Calvo claims the National Museum has had no problem gathering stone spheres since it started its project in the late 1990s, obtaining approximately 20 spheres since then. Additionally, before the museum could receive 15 more from Pacheco, it would need to analyze where they could go and arrange transportation for them.
The museum conducted an inventory of more than 100 pre-Columbian spheres located in private gardens and public areas stretching from the Southern Zone port city of Golfito to Pérez Zeledón, according to Calvo.
Museum officials do not know how many of these spheres exist nationwide. Calvo said the museum did intend to formally analyze Pacheco’s project, and either accept or reject his collaboration.
After Pacheco’s second ad appeared in La Nación, Museum director Corrales wrote Pacheco a letter, dated June 15, warning him that the law does not allow intermediaries to collect spheres and its violation could lead to sanctions. However, he appeared to be in a rush to collect the spheres and after the third ad appeared, the museum took action against him. Museum officials said they also feared he might damage the original spheres while trying to replicate them. His ad said he would use a wax mold to reproduce the spheres, using a mix of concrete and gravel over a steel-reinforced interior.
Pacheco told The Tico Times the museum never responded to his proposal, and argued that at worst, he might spill a bit of wax on the spheres. Meanwhile, an unprotected sphere in someone’s backyard is exposed to an array of damaging agents, including children and pets.
To return a sphere to the National
Museum, call 233-6886 or e-mail museopp@
Stone Spheres Remain a Mystery
First introduced to the scientific world by U.S. archaeologist Samuel Lothrop in the country’s Southern Zone in 1948, stone spheres have been found in the jungle, in banana plantations, in the farms and yards of residents of this area, and as far off as Isla del Caño, off the southern Pacific coast (TT, Sept. 27, 1996).
The stone globes range in size from a few inches to almost 3 meters in diameter, and are of highly dense volcanic rock found at higher altitudes. How they came about and what they were used for remains open to debate.

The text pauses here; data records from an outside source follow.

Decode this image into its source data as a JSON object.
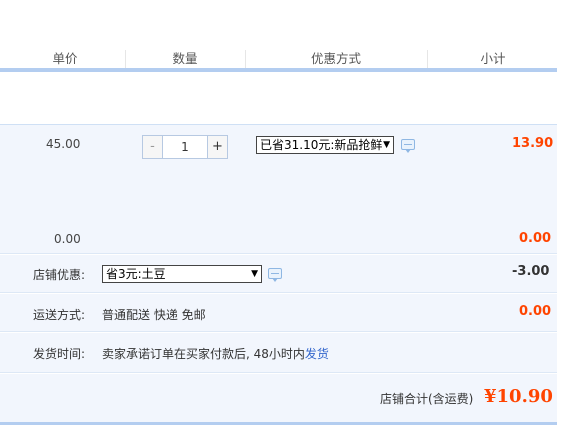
{
  "columns": {
    "unit_price": "单价",
    "quantity": "数量",
    "discount": "优惠方式",
    "subtotal": "小计"
  },
  "item": {
    "price": "45.00",
    "quantity": "1",
    "minus": "-",
    "plus": "+",
    "promo_selected": "已省31.10元:新品抢鲜",
    "subtotal": "13.90"
  },
  "item_extra": {
    "price": "0.00",
    "subtotal": "0.00"
  },
  "shop_discount": {
    "label": "店铺优惠:",
    "selected": "省3元:土豆",
    "amount": "-3.00"
  },
  "shipping": {
    "label": "运送方式:",
    "value": "普通配送 快递 免邮",
    "amount": "0.00"
  },
  "delivery": {
    "label": "发货时间:",
    "value_prefix": "卖家承诺订单在买家付款后, 48小时内",
    "value_link": "发货"
  },
  "total": {
    "label": "店铺合计(含运费)",
    "value": "¥10.90"
  },
  "colors": {
    "accent_orange": "#ff4400",
    "header_rule": "#b3cdf0",
    "row_bg": "#f2f6fd"
  }
}
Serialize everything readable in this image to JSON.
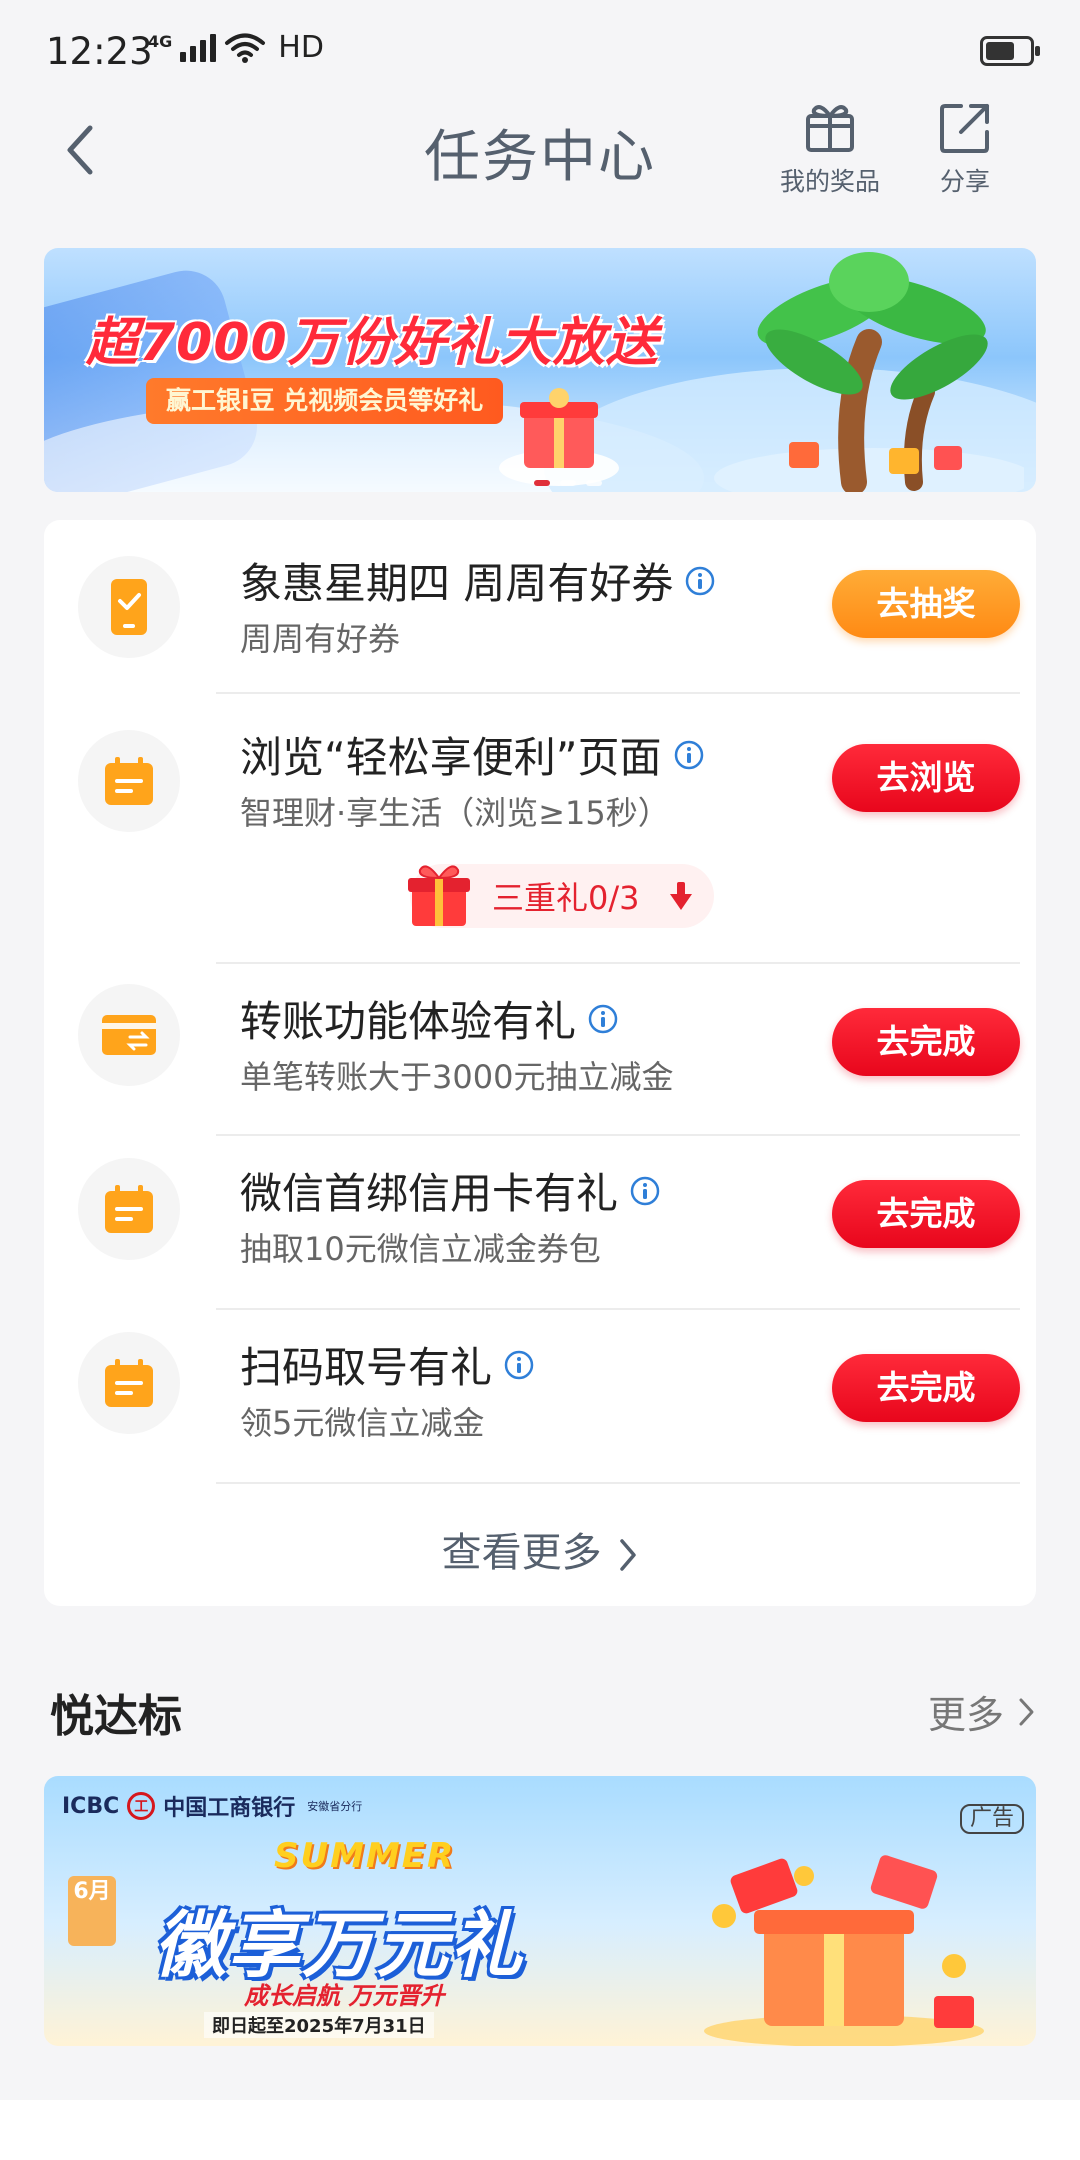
{
  "status_bar": {
    "time": "12:23",
    "network": "4G",
    "hd": "HD"
  },
  "header": {
    "title": "任务中心",
    "prizes_label": "我的奖品",
    "share_label": "分享"
  },
  "banner": {
    "headline": "超7000万份好礼大放送",
    "pill_text": "赢工银i豆 兑视频会员等好礼"
  },
  "tasks": [
    {
      "title": "象惠星期四 周周有好券",
      "subtitle": "周周有好券",
      "button": "去抽奖",
      "button_style": "orange",
      "icon": "phone-check-icon"
    },
    {
      "title": "浏览“轻松享便利”页面",
      "subtitle": "智理财·享生活（浏览≥15秒）",
      "button": "去浏览",
      "button_style": "red",
      "icon": "calendar-icon"
    },
    {
      "title": "转账功能体验有礼",
      "subtitle": "单笔转账大于3000元抽立减金",
      "button": "去完成",
      "button_style": "red",
      "icon": "card-transfer-icon"
    },
    {
      "title": "微信首绑信用卡有礼",
      "subtitle": "抽取10元微信立减金券包",
      "button": "去完成",
      "button_style": "red",
      "icon": "calendar-icon"
    },
    {
      "title": "扫码取号有礼",
      "subtitle": "领5元微信立减金",
      "button": "去完成",
      "button_style": "red",
      "icon": "calendar-icon"
    }
  ],
  "triple_gift": {
    "label": "三重礼0/3"
  },
  "see_more": "查看更多",
  "section": {
    "title": "悦达标",
    "more": "更多"
  },
  "ad": {
    "brand": "ICBC",
    "logo_char": "工",
    "bank": "中国工商银行",
    "branch": "安徽省分行",
    "tag": "广告",
    "summer": "SUMMER",
    "month": "6月",
    "headline": "徽享万元礼",
    "slogan": "成长启航 万元晋升",
    "date": "即日起至2025年7月31日"
  },
  "colors": {
    "accent_red": "#e8061c",
    "accent_orange": "#ff8a14",
    "icon_orange": "#ffa41b"
  }
}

Archaeologists speculate the spheres, also discovered in Mexico in the mid-1960s (TT, Jan. 30, 1998), may have been formed by indigenous peoples submitting chunks of rocks to elevated temperatures and then cooling them quickly. Other experts suggest they are the result of natural processes of lava crystallization.
The method of transportation of the colossal spheres also remains a mystery.
Like the geoglyphs of Nazca, Peru, extraterrestrial intervention has been mentioned to explain the sphere mystery. One popular theory states they served as markers for spaceships touring the Earth.